- Chart your recovery: Go back a year ago and see how you were, and look at yourself now. Ask your family and friends for testimonies about you — a small, informal chat is enough. Write it down: what they said, as well as what you feel. This is invaluable. It gives you a great, great sense of how far you’ve come since you began to get help.
- Practice, practice, practice: Practice all the breathing, all the thought recording, all the note taking, all the alternative thinking, all the exercises to cope with situations. Practice all of them as much as you can till they start feeling like part of your personality or nature.
- Equip yourself with trustworthy information: Ask your therapist to recommend books about issues you’re dealing with. This has helped me quite a bit.
- Lastly, and most importantly, if you fail, stop blaming yourself and condemning yourself to a lifetime of misery. Stop that negative self talk. Your therapist is there to see you through. Your friends are around, and if you have a supportive family, them too. You’ll be better again. The best part of about regression is, every time you fall, your return is faster and stronger, more aware. So you know what not to do next time, and what to do. The next step from there, as a result, is a leap ahead, not just small steps.
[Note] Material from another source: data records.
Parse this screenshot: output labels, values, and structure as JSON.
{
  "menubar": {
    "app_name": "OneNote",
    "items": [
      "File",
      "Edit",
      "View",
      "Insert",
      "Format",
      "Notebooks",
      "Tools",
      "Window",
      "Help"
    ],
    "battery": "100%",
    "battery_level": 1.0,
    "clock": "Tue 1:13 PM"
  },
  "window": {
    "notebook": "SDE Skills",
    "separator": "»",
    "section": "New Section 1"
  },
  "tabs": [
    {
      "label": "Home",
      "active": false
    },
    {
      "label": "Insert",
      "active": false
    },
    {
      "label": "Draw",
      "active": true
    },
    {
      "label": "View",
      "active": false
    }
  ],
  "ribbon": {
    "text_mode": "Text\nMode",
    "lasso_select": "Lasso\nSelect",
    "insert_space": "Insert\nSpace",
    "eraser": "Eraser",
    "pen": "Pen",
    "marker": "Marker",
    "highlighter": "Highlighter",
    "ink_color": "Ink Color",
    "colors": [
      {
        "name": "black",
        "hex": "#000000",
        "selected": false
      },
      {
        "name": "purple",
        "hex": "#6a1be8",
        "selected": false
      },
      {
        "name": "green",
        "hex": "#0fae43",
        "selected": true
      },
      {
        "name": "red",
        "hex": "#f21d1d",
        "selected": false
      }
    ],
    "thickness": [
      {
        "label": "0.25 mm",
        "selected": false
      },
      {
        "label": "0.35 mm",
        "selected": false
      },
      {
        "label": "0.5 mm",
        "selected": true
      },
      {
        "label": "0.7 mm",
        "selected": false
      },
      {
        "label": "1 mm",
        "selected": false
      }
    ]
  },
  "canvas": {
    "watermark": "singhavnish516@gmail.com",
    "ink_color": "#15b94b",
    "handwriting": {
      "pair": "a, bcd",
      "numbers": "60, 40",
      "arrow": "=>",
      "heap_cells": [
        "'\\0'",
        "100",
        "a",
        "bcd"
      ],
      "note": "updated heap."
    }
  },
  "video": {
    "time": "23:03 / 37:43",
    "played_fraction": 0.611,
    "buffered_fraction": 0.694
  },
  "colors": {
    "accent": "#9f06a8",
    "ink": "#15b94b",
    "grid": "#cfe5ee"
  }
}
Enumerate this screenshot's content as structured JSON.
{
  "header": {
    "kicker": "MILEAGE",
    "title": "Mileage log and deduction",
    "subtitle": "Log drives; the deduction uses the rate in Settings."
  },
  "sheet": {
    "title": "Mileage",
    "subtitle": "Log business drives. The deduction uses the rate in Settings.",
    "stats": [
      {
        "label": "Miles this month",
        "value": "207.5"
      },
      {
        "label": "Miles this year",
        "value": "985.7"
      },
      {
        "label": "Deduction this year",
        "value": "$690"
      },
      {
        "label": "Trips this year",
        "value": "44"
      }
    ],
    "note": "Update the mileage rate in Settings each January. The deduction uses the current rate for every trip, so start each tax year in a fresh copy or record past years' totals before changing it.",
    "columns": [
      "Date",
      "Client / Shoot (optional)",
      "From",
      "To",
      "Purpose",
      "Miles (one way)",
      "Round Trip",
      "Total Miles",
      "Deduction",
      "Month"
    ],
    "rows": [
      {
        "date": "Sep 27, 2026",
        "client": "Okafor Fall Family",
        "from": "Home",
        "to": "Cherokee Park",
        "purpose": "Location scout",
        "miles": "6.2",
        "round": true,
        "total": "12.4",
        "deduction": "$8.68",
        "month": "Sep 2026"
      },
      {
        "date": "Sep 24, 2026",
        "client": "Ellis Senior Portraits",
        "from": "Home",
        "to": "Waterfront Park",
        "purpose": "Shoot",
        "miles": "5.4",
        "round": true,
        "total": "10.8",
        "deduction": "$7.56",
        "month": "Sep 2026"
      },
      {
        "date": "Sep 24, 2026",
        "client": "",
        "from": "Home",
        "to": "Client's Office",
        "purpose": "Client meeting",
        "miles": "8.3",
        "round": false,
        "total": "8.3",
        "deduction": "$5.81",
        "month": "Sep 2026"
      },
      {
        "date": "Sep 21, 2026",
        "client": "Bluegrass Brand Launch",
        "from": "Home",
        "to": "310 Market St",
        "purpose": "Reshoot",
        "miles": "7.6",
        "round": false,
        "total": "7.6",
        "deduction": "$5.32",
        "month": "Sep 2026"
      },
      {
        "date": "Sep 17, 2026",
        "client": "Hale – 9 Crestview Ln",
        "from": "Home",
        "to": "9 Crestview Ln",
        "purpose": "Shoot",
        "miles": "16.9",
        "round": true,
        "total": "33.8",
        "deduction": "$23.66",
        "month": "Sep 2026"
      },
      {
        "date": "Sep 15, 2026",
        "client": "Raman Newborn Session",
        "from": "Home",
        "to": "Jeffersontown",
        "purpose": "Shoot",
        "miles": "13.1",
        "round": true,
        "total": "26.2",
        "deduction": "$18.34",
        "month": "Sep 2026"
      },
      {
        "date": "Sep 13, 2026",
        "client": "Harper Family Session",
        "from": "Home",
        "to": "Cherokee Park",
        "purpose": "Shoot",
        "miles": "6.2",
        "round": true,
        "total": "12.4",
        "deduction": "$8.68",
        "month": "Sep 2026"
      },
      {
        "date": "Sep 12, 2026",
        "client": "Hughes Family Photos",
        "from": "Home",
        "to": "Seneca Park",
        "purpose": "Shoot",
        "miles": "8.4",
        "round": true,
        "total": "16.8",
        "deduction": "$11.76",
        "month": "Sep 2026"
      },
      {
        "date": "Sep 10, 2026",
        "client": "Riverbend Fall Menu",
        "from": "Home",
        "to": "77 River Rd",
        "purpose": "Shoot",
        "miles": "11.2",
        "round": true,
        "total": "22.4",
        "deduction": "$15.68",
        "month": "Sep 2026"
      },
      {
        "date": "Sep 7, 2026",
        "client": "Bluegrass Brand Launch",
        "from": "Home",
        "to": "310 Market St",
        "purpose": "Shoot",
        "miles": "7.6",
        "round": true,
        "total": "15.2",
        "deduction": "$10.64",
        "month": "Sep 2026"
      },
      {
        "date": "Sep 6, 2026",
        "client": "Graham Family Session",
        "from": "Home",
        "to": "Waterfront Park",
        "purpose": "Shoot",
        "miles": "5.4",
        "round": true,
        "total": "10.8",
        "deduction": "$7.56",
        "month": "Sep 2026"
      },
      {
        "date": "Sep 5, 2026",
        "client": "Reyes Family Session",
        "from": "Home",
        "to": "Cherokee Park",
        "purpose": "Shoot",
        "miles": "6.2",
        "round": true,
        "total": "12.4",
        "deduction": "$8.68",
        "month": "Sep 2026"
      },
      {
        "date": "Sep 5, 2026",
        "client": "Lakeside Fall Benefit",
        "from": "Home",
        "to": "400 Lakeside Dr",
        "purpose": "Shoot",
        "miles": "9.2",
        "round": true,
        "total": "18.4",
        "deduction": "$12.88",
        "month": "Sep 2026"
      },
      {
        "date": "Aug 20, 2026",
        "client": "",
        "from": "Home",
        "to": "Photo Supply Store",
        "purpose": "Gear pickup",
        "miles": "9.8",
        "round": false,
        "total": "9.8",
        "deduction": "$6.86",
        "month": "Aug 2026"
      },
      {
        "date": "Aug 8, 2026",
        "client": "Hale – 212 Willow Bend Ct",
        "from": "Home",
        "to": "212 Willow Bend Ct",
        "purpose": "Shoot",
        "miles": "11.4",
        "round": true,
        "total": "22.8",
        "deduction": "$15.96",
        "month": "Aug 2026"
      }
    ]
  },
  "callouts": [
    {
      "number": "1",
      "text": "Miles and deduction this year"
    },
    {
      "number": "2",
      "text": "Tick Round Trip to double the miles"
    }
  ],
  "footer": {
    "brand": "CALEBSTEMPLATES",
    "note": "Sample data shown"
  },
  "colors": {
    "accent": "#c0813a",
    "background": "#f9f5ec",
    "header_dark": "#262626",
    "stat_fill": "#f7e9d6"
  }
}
Your recovery feels like that phrase I hate so much: “So far, so good.” One day at a time, small, achievable goals that don’t overwhelm you, small expectations and the ability to manage if a mismatch occurs, it’s like brushing your teeth every day. Recovery is the recognition that today you have to do this, and you do. Just like brushing your teeth doesn’t usually give you crippling anxiety, handling a day, too, shouldn’t give you that. It may collapse tomorrow, but for today you are fine.
So, go well, my readers. And fight the good fight.